Ultraselective Carbon Nanotubes for Photoacoustic Imaging of Inflamed Atherosclerotic Plaques

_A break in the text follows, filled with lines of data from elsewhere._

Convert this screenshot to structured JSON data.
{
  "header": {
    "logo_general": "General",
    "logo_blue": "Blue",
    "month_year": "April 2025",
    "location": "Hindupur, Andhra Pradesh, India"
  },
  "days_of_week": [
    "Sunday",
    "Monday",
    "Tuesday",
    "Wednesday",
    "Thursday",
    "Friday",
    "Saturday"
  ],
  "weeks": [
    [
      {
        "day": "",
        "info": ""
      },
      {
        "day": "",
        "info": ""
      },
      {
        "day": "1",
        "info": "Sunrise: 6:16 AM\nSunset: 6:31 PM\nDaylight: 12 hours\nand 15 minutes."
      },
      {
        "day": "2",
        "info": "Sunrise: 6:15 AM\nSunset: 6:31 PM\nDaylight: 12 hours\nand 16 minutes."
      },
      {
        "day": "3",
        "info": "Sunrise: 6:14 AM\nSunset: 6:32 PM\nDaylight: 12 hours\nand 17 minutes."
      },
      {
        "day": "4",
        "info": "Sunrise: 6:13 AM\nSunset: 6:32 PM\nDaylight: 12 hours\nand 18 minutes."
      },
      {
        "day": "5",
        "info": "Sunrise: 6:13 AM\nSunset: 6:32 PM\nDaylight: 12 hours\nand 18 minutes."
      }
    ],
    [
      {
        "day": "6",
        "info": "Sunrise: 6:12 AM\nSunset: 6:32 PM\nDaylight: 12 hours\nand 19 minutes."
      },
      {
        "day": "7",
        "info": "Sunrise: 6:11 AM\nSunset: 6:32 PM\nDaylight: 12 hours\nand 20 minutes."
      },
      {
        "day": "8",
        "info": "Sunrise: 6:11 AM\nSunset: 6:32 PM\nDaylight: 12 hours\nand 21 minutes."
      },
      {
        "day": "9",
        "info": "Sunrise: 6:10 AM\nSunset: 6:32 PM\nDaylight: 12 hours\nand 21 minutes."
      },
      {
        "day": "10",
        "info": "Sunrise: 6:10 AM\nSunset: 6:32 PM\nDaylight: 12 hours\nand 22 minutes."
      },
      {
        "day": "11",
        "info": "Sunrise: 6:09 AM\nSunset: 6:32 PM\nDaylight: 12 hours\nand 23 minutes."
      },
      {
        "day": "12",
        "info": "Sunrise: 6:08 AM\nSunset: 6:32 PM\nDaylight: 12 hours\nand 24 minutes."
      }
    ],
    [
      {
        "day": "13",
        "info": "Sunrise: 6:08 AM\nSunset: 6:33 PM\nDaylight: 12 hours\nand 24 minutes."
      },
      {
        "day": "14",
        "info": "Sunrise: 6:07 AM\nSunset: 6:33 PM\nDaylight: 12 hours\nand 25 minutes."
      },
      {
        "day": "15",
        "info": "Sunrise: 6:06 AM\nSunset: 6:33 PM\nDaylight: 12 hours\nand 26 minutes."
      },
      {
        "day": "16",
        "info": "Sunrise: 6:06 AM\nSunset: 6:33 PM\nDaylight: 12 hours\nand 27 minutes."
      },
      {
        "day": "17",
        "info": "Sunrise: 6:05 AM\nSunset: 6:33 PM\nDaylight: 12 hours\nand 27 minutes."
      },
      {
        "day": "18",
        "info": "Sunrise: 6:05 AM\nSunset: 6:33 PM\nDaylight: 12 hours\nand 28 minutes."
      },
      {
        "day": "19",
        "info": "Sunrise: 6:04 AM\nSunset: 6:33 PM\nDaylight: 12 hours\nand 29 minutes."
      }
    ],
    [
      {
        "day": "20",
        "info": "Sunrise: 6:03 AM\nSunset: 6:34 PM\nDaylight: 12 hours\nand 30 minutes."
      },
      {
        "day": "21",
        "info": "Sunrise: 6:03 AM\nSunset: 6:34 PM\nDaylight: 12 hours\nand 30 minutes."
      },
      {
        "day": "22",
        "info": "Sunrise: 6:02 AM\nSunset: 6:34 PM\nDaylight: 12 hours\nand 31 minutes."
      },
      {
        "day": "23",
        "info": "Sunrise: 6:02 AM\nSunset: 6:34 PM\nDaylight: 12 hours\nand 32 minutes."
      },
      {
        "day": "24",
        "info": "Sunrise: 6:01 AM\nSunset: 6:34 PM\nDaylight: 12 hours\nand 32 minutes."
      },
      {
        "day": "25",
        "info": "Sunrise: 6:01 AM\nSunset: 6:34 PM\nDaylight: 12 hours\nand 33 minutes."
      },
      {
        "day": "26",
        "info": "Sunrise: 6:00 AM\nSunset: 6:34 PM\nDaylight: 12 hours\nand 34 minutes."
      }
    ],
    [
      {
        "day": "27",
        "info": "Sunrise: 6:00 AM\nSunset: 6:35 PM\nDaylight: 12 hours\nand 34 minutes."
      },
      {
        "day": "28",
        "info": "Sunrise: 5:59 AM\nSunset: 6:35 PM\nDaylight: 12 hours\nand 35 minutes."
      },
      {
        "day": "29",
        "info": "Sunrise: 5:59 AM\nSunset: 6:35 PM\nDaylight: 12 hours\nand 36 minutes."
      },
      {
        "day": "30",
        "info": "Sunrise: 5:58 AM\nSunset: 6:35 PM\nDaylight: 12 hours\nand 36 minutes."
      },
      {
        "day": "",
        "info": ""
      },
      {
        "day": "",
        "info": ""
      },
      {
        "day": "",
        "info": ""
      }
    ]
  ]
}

Disruption of vulnerable atherosclerotic plaques often leads to myocardial infarction and stroke, the leading causes of morbidity and mortality in the United States. A diagnostic method that detects early-stage high-risk atherosclerotic plaques could prevent these sequelae. The abundant immune cells in the arterial wall, especially inflammatory Ly-6Chi monocytes and foamy macrophages, are indicative of plaque inflammation, and may be associated with plaque vulnerability. Hence, a new method is sought to develop that specifically targets these immune cells to offer clinically relevant diagnostic information about cardiovascular disease. Ultraselective nanoparticle targeting of Ly-6Chi monocytes and foamy macrophages and clinically-viable photoacoustic imaging (PAI) are combined in order to precisely and specifically image inflamed plaques ex vivo in a mouse model that mimics human vulnerable plaques histopathologically. Within the plaques, high-dimensional single-cell flow cytometry (13-parameter) shows that the nanoparticles are almost-exclusively taken up by the Ly-6Chi monocytes and foamy macrophages that heavily infiltrate plaques. PAI identifies inflamed atherosclerotic plaques that display ≈6-fold greater signal compared to controls (P < 0.001) 6 h after intravenous injection of ultraselective carbon nanotubes, with in vivo corroboration via optical imaging. This highly-selective strategy may provide a targeted, noninvasive imaging strategy to accurately identify and diagnose inflamed atherosclerotic lesions. To read more click here